Relative sea level changes and glacio-isostatic modelling in the Beagle Channel, Tierra del Fuego, Chile: Glacial and tectonic implications
By: Björck S., Lambeck K., Möller P., Waldmann N., Bennike O., Jiang H., Li D., Sandgren P., Nielsen A.B., Porter C.T.
Published in: Quaternary Science Reviews
SDGs : SDG 14 | Units: Marine Sciences | Time: 2021 | Link
Description: The Beagle Channel crosses the southernmost tip of South America (Tierra del Fuego), connecting the South Atlantic with the Southeastern Pacific. Raised beaches occur up to 10 m above mean sea level (m a.m.s.l.), especially along the northern (Argentinian) shore, and have been dated using marine shells. The southern (Chilean) shore is well-known for its abundance of shell middens at different levels above the present shore, particularly along the island of Isla Navarino, but the relative sea level history in this glacially impacted landscape has not previously been investigated. In this study we present postglacial relative sea level changes on Isla Navarino, based on sediment cores from six lagoons, bogs or lakes, and stratigraphic investigations of three open sections, of which one is of MIS 5e age. In addition, one core from a lagoon in the south-western Beagle Channel has been analysed and a system of terraces was mapped in the north-western Beagle Channel. The analyses of the core sites have resulted in two tentative relative sea level curves, displaying a rapid sea level rise at 8500−6500 cal yr BP, amounting to ∼10 and 14 m in eastern and western Isla Navarino, respectively, and reaching levels of ∼8 and > 10 m, respectively, followed by a slow relative sea level fall. Our sea level observations have been compared with a range of modelling results of glacial-isostatic adjustments (GIA) for estimating timing of deglaciation and ice sheet thicknesses.
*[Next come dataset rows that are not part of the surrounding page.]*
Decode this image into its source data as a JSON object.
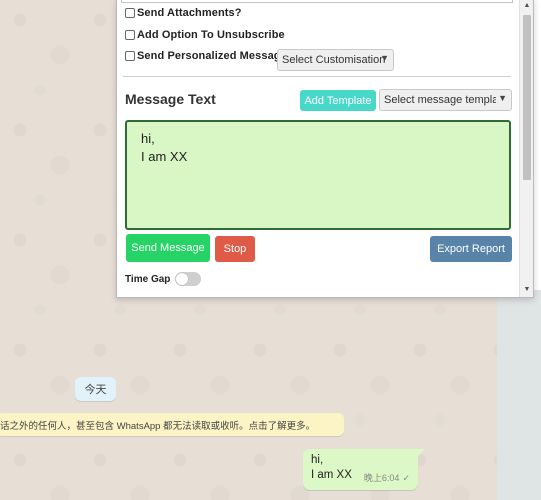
{
  "panel": {
    "options": {
      "send_attachments": "Send Attachments?",
      "add_unsubscribe": "Add Option To Unsubscribe",
      "send_personalized": "Send Personalized Message"
    },
    "customisation_select": "Select Customisation",
    "message_text_title": "Message Text",
    "add_template_label": "Add Template",
    "template_select": "Select message template",
    "message_value": "hi,\nI am XX",
    "send_message_label": "Send Message",
    "stop_label": "Stop",
    "export_report_label": "Export Report",
    "time_gap_label": "Time Gap",
    "time_gap_enabled": false
  },
  "chat": {
    "date_chip": "今天",
    "encryption_notice": "话之外的任何人，甚至包含 WhatsApp 都无法读取或收听。点击了解更多。",
    "message_text": "hi,\nI am XX",
    "message_time": "晚上6:04",
    "message_status_icon": "single-check-icon"
  },
  "colors": {
    "send_button": "#25d366",
    "stop_button": "#e05b47",
    "add_template_button": "#48d8c9",
    "export_button": "#5784a8",
    "textarea_bg": "#d9f7c5",
    "bubble_bg": "#dcf8c6",
    "notice_bg": "#fdf4c5",
    "date_chip_bg": "#e1f2fa"
  }
}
Based mainly on the GIA modelling of the altitude of the MIS 5e beach sediments, situated at 13 m, we can conclude that no other uplift than GIA is needed to explain their altitude. Regarding the modelling of postglacial sea levels we can conclude that no model has been found that satisfies all of the observational evidence, but that deglaciation most likely preceded Northern Hemisphere main deglaciation by at least 3 kyr, which agrees with the deglaciation age of Isla Navarino (>16 000 cal yr BP). In addition, our model runs imply that the Patagonian and Tierra del Fuego ice sheet thicknesses were in the order of ∼1500 m. © 2020 Elsevier Ltd